“At least 40 percent of people that adopt with us are with couriers,” said Parker-Rauw, explaining that many people decide weeks or months after visiting Turks and Caicos that they want to adopt a dog. The charity tries to find a willing tourist to fly the dog to an accessible airport on their way home. Generally, the adopters pay the $125 cabin fee. “It’s just a really good thing to do.”
In its own way, Parker-Rauw said, being a courier is “very rewarding,” particularly for individuals who don’t feel ready to adopt. “You can help in lots of ways other than adopting.”

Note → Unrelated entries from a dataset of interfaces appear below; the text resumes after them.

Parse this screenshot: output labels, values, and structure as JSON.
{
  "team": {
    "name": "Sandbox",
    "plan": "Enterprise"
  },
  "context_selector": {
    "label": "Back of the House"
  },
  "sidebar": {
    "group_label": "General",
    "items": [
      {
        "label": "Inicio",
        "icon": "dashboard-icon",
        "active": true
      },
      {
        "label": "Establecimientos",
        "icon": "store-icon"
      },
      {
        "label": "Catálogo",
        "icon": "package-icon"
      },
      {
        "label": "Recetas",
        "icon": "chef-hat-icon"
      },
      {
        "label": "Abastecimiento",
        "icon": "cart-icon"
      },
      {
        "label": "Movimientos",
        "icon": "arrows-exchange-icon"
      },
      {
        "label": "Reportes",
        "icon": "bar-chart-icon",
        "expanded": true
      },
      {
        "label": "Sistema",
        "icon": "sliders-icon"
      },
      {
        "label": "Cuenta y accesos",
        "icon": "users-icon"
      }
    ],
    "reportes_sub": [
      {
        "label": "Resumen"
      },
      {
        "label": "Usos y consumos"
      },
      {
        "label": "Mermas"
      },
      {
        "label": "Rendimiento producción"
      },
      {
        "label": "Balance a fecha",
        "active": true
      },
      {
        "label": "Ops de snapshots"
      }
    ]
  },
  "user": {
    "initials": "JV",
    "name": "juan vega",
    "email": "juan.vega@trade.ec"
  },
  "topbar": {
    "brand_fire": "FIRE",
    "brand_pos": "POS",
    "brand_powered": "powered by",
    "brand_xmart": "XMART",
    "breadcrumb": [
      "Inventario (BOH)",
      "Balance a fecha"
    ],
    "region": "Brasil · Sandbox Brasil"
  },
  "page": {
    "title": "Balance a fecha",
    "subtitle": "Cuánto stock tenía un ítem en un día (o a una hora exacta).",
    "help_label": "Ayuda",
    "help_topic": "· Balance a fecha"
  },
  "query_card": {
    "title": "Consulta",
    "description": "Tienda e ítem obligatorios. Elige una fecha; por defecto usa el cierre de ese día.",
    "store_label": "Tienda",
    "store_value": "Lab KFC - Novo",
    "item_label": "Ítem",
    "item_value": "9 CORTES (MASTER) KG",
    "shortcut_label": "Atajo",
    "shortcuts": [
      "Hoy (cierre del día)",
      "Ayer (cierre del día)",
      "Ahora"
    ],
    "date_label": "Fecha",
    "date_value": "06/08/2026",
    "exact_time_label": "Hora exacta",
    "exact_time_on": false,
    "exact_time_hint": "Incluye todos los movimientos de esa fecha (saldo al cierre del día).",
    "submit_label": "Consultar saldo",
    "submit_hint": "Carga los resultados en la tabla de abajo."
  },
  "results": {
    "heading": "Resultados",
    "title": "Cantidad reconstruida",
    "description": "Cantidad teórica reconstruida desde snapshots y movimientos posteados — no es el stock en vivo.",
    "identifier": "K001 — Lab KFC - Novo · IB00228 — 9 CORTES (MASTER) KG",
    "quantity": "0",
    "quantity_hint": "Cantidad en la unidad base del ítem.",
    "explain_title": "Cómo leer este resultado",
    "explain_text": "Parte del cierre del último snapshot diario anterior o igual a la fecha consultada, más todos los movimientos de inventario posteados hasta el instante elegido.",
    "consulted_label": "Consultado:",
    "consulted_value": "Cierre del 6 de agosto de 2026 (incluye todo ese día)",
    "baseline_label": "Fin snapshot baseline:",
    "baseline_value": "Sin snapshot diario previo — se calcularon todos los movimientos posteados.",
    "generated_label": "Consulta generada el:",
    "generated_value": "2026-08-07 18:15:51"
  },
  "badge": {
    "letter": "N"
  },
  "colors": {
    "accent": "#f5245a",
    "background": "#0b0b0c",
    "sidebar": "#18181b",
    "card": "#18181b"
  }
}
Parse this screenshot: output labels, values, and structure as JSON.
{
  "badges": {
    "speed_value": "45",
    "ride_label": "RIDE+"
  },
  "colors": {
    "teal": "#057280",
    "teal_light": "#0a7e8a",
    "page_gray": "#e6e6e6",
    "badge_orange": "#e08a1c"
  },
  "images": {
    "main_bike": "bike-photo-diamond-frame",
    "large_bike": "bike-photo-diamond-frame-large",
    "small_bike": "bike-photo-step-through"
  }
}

Each puppy costs the charity roughly $300 to $500 to look after before they are adopted. Some visitors offer to sponsor a dog instead of adopting or transporting the animal.
“You can save a dog without having to take it in,” Parker-Rauw said.
In addition to sponsoring, many people simply donate online, or deliver needed supplies when visiting the adoption center. Thousands of potcake owners and supporters belong to a Facebook group where people share updates and photos, as well as offer help and advice.
“Potcake Place is a huge network of people that just want to make a difference,” said Parker-Rauw, who, in her spare time, visits local schools to educate children about the importance of spaying, neutering and animal welfare.
“We are not just a fluffy puppy organization,” she said. “This all comes down to education.”
“There has been huge progress in that. It’s the younger generation that I need to get to,” said Parker-Rauw, noting that, while adoptions are helping the problem, her primary goal is to prevent puppies from needing rescuing in the first place.
Meanwhile, Parker-Rauw and her team are dedicated to helping every potcake puppy they can.
“Not everyone can do everything,” she said. “But everyone can do something.”